For many, the sport of sailing is about getting out there and seeing what the world’s waters have to offer. But that wasn’t exactly the case this weekend in Sheboygan.
This weekend, Sheboygan played host to a world championship sailing competition but not one competitor saw the finish line. That’s because the athletes, are all blind.
“I lost my eyesight in accident. A soldering iron exploded, and sent shrapnel into my eyes and the rest of my body,” said David Brown, a competitor from Canada.
Brown went through the stages of grief when he lost his sight. First anger, then denial. But now he and his blind competitors can see one thing.
“You’ve got to make life. You’ve got to go to life. Life doesn’t come to you.

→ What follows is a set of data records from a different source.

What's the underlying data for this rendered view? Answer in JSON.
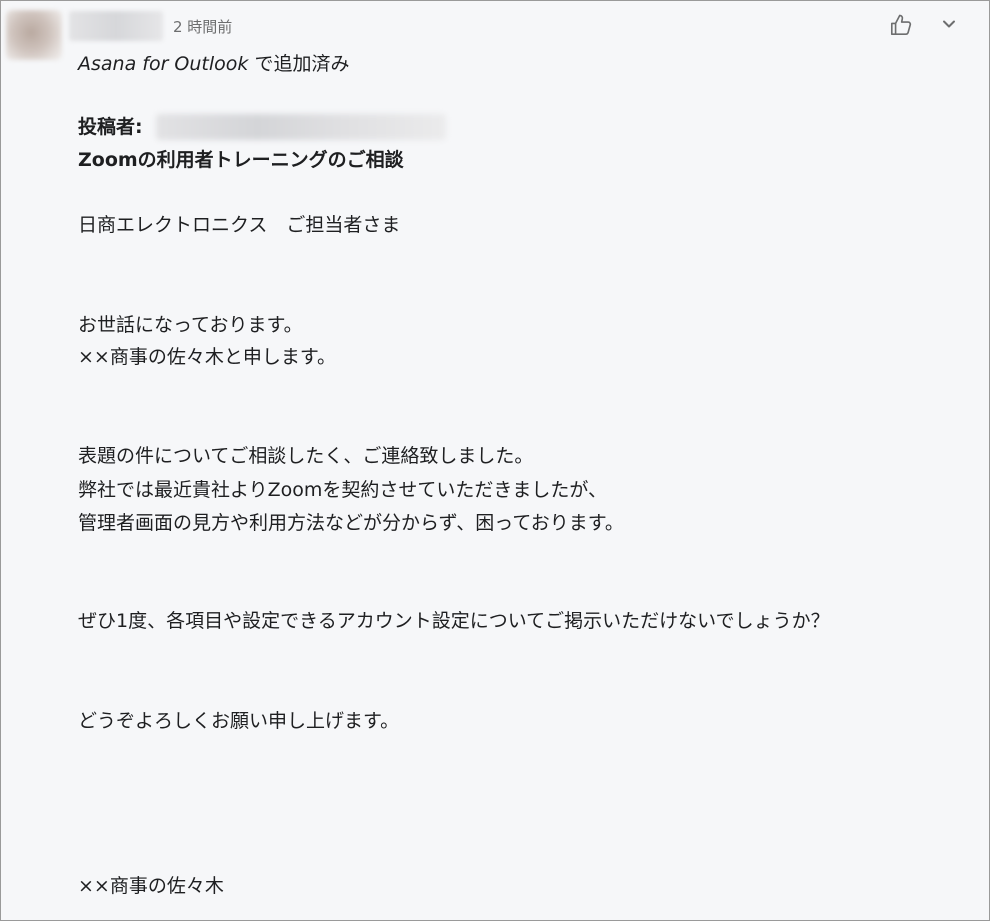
{
  "comment": {
    "timestamp": "2 時間前",
    "source": {
      "app_name": "Asana for Outlook",
      "suffix": " で追加済み"
    },
    "sender_label": "投稿者:",
    "subject": "Zoomの利用者トレーニングのご相談",
    "body": {
      "greeting": "日商エレクトロニクス　ご担当者さま",
      "line1": "お世話になっております。",
      "line2": "××商事の佐々木と申します。",
      "line3": "表題の件についてご相談したく、ご連絡致しました。",
      "line4": "弊社では最近貴社よりZoomを契約させていただきましたが、",
      "line5": "管理者画面の見方や利用方法などが分からず、困っております。",
      "line6": "ぜひ1度、各項目や設定できるアカウント設定についてご掲示いただけないでしょうか？",
      "line7": "どうぞよろしくお願い申し上げます。",
      "signature": "××商事の佐々木"
    }
  },
  "icons": {
    "like": "thumbs-up-icon",
    "more": "chevron-down-icon"
  },
  "colors": {
    "background": "#f6f7f9",
    "text": "#1e1f21",
    "muted_text": "#6d6e6f",
    "icon": "#6d6e6f"
  }
}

You’ve just got to get out there and keep living it. It doesn’t matter whether our eyes don’t work too well or not. Just keep on doing what you’re doing,” said competitor Ryan Honschooten from Australia.
The sailors race around a course with buoys emitting sound so the competitors know where to go. Sailing, even for those with sight, is based largely on feeling the wind in the sails making it a great sport for the blind. But learning the intricacies of sailing is not easy.
“When you’re trying to teach the blind to do anything, you want to paint a verbal picture. A picture is worth a thousand words, but we need the 1000 words, not the picture,” said Brown.Sheboygan’s own BJ Blahnik lost his sight gradually and is picking up the sport bit by bit. Each step requires patience, but it comes with an amazing reward.
“The first time I went sailing with my instructor, he was quiet and it was just me sailing, the wind and the waves, it was so freeing because I hadn’t had control like that of something since I stopped driving over 12 years ago,” Blahnik said.
Football, basketball, baseball, soccer are all off limits for the most enterprising blind athletes on earth. But sailing is a great outlet for their competitive juices.
“I’ve found a sport that I can excel in. I was never really able to do competition. I’ve stumbled into a sport that lets me go far, that lets me drive something, and also lets me be on an equal playing feeling with everybody else. It’s just amazing,” said competitor Kylie Forth from Australia.
“I challenge any blind person, young or old, come down to Sheboygan, come out sailing for a day, and it will change your life and your perspective,” Blahnik said.